An SQL Server trace can be used to record events that you are interested in. You can create trace file and trace table workloads easily using SQL Server Profiler.
In order to keep from
facing performance bottlenecks, SQL Server DBAs require constant
monitoring and tuning of database performance. SQL Server has
built-in tools to aid administrators in achieving the desired
performance goals. Each version of SQL Server offers database
performance monitoring tools. These tools need to run specific
workloads against the database to evaluate and monitor its
performance. These workloads can be Transact-SQL scripts, trace
files, or trace tables. An SQL Server trace can be used to record
events that you are interested in. You can create trace file and
trace table workloads easily using SQL Server Profiler. Moreover, you
can use Transact-SQL system stored procedures to create traces. You
can invoke these stored procedures from within the application and
create traces manually.
You can add specific
event classes to your trace definition to include all events of your
choice in the trace. You can choose to save the trace information to
a file or SQL Server Management Objects (SMO), from where
applications managing SQL Server can access this information.
Several event classes are
available for managing events that occur in an instance of SQL Server
Database Engine. These event classes are used in a trace definition
to capture information about related events. You can view these event
classes in SQL Server Profiler by navigating to the Events Selection
tab of the Trace File Properties dialog box. Any source that
generates a trace event is known as an Event Source. An event source
can be a lock or object in SQL Server. Whenever an event is created
for which the corresponding event class is included in the trace
definition, the information about that event is captured by the
trace. If you have set filters for this event class, the information
is sent to a queue after applying the filters. The queued information

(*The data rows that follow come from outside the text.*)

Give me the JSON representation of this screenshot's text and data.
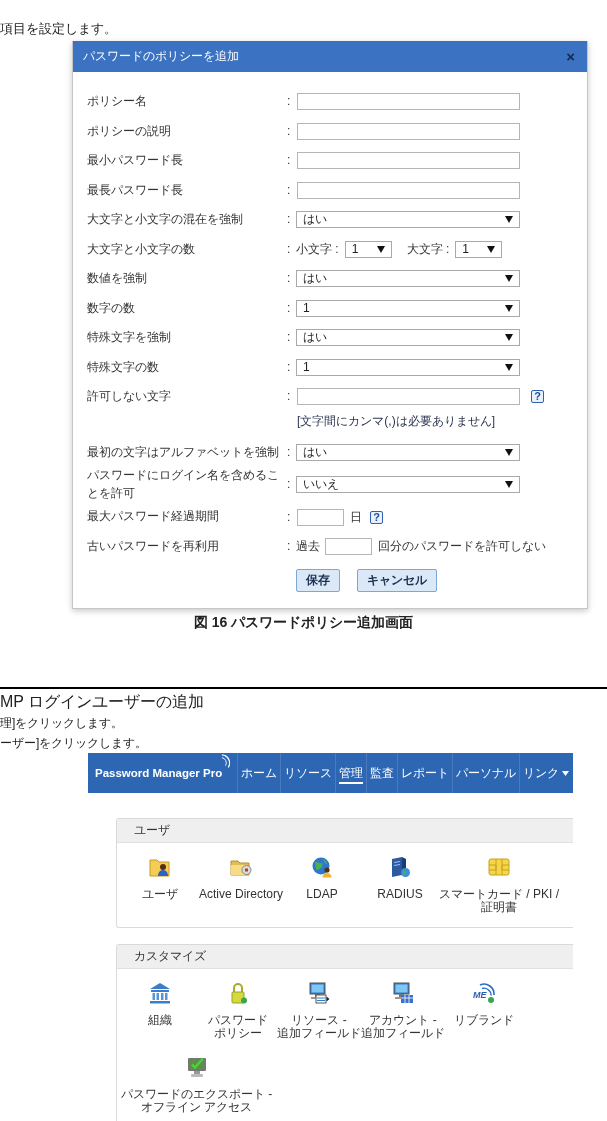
{
  "intro": "項目を設定します。",
  "dialog": {
    "title": "パスワードのポリシーを追加",
    "close": "×",
    "rows": [
      {
        "kind": "text",
        "label": "ポリシー名",
        "colon": ":"
      },
      {
        "kind": "text",
        "label": "ポリシーの説明",
        "colon": ":"
      },
      {
        "kind": "text",
        "label": "最小パスワード長",
        "colon": ":"
      },
      {
        "kind": "text",
        "label": "最長パスワード長",
        "colon": ":"
      },
      {
        "kind": "select",
        "label": "大文字と小文字の混在を強制",
        "colon": ":",
        "value": "はい"
      },
      {
        "kind": "pair",
        "label": "大文字と小文字の数",
        "colon": ":",
        "selects": [
          {
            "label": "小文字 :",
            "value": "1"
          },
          {
            "label": "大文字 :",
            "value": "1"
          }
        ]
      },
      {
        "kind": "select",
        "label": "数値を強制",
        "colon": ":",
        "value": "はい"
      },
      {
        "kind": "select",
        "label": "数字の数",
        "colon": ":",
        "value": "1"
      },
      {
        "kind": "select",
        "label": "特殊文字を強制",
        "colon": ":",
        "value": "はい"
      },
      {
        "kind": "select",
        "label": "特殊文字の数",
        "colon": ":",
        "value": "1"
      },
      {
        "kind": "text",
        "label": "許可しない文字",
        "colon": ":",
        "help": "?",
        "hint": "[文字間にカンマ(,)は必要ありません]"
      },
      {
        "kind": "select",
        "label": "最初の文字はアルファベットを強制",
        "colon": ":",
        "value": "はい"
      },
      {
        "kind": "select",
        "label": "パスワードにログイン名を含めることを許可",
        "colon": ":",
        "value": "いいえ"
      },
      {
        "kind": "days",
        "label": "最大パスワード経過期間",
        "colon": ":",
        "unit": "日",
        "help": "?"
      },
      {
        "kind": "reuse",
        "label": "古いパスワードを再利用",
        "colon": ":",
        "prefix": "過去",
        "suffix": "回分のパスワードを許可しない"
      }
    ],
    "buttons": [
      "保存",
      "キャンセル"
    ]
  },
  "caption": "図 16 パスワードポリシー追加画面",
  "section": {
    "heading": "MP ログインユーザーの追加",
    "steps": [
      "理]をクリックします。",
      "ーザー]をクリックします。"
    ]
  },
  "app": {
    "logo": "Password Manager Pro",
    "nav": [
      {
        "label": "ホーム",
        "selected": false,
        "dropdown": false
      },
      {
        "label": "リソース",
        "selected": false,
        "dropdown": false
      },
      {
        "label": "管理",
        "selected": true,
        "dropdown": false
      },
      {
        "label": "監査",
        "selected": false,
        "dropdown": false
      },
      {
        "label": "レポート",
        "selected": false,
        "dropdown": false
      },
      {
        "label": "パーソナル",
        "selected": false,
        "dropdown": false
      },
      {
        "label": "リンク",
        "selected": false,
        "dropdown": true
      }
    ],
    "panels": [
      {
        "title": "ユーザ",
        "items": [
          {
            "label": "ユーザ"
          },
          {
            "label": "Active Directory"
          },
          {
            "label": "LDAP"
          },
          {
            "label": "RADIUS"
          },
          {
            "label": "スマートカード / PKI /\n証明書"
          }
        ]
      },
      {
        "title": "カスタマイズ",
        "items": [
          {
            "label": "組織"
          },
          {
            "label": "パスワードポリシー"
          },
          {
            "label": "リソース -\n追加フィールド"
          },
          {
            "label": "アカウント -\n追加フィールド"
          },
          {
            "label": "リブランド",
            "logo_text": "ME"
          },
          {
            "label": "パスワードのエクスポート -\nオフライン アクセス"
          }
        ]
      }
    ]
  }
}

is either recorded in a file or used by SMO for applications that
manage SQL Server.
Some key terms that are
used to describe tracing are listed below:
Events, Event Classes,
and Data Columns
Events occur whenever an
action is performed in an instance of SQL Server Database Engine. An
event class refers to specific type of event that can be recorded by
a trace. Event classes contain data columns that represent
characteristics of an event.
Definition, Trace File, and Trace Table
A trace comprises a set
of events and all data returned by the Database Engine. A trace
definition controls the type of information that is gathered by the
trace. It includes data columns of event classes and filters to
identify the events to be recorded during tracing. All information
gathered by a trace can be saved to a file known as trace file. You
can also save this information in a table in SQL Server Profiler
known as trace table.
Traces Using System Stored Procedures
stored procedures provide you the ability to create traces manually
and develop custom applications that meet the requirements of your
business. You can follow these steps to perform tracing using system
'sp_trace_create' to define a new trace. The trace created will be
automatically set to the stopped state.
'sp_trace_setevent' to add an event class or data column to a newly
'sp_trace_setfilter' to apply filters to the trace for limiting the
events to be recorded in the trace.
'sp_trace_setstatus' for starting the trace.
'sp_trace_setstatus' for stopping the trace.
'sp_trace_setstatus' for closing the trace.
Trace Results to a File
The information about
events collected in a trace can be saved to a file. This trace file
may reside in your local directory or a network directory and is
saved with an extension '.trc'.
There are various
benefits of using trace files as shown below:
Trace files are used
as workloads during performance analysis or Database Engine Tuning
Trace files simplify
addressing a problem by allowing you to correlate trace events.
You can replay
traces easily using trace files.
Trace files also aid
in performing query optimization.
To create a trace file
and move all trace results to this file, you can use the '@tracefile'
argument of the stored procedure 'sp_trace_create'. So, these
settings can be done while creating traces. However, you need to
ensure that the destination directory should be accessible to the
In case you are using SQL
Profiler, you can save these results either to a file or table. If
you save the trace results to a table, you can fetch the desired
events from this table.
Access to Trace Data
The space in the temp
directory is critical to improving access to the trace data. SQL
Server Profiler uses this free space to achieve faster data access.
If the available space in the temp directory is less than 10 MB, all
operations being performed by SQL Server Profiler will come to a
Another concern is the
growing size of temp directory. To prevent the temp directory from
getting oversized, you need to configure the TEMP environment
variable to change the location of the temp directory. You should
place it on a drive other than your system drive.
The method to change the
value for the TEMP environment variable is similar in almost every
Windows operating system.
Steps to change the
TEMP environment variable in Windows:
Go to 'Start',
select 'Control Panel', and click 'System'. The 'System Properties'
dialog box is displayed on your screen.
In the displayed
dialog box, select the 'Advanced' tab and click 'Environment
You will see a list
of System Variables. Browse this list and select the row for TEMP
variable. Next, click 'Edit'. The 'Edit System Variable' dialog box
will show up.
In the displayed
dialog box, specify the path and name of the directory where you
want to place the temp directory.
Click 'OK' to save
SQL Server also has a
default trace that is created automatically and comprises five trace
files stored in the SQL Server installation directory. With time,
these trace files are rolled over.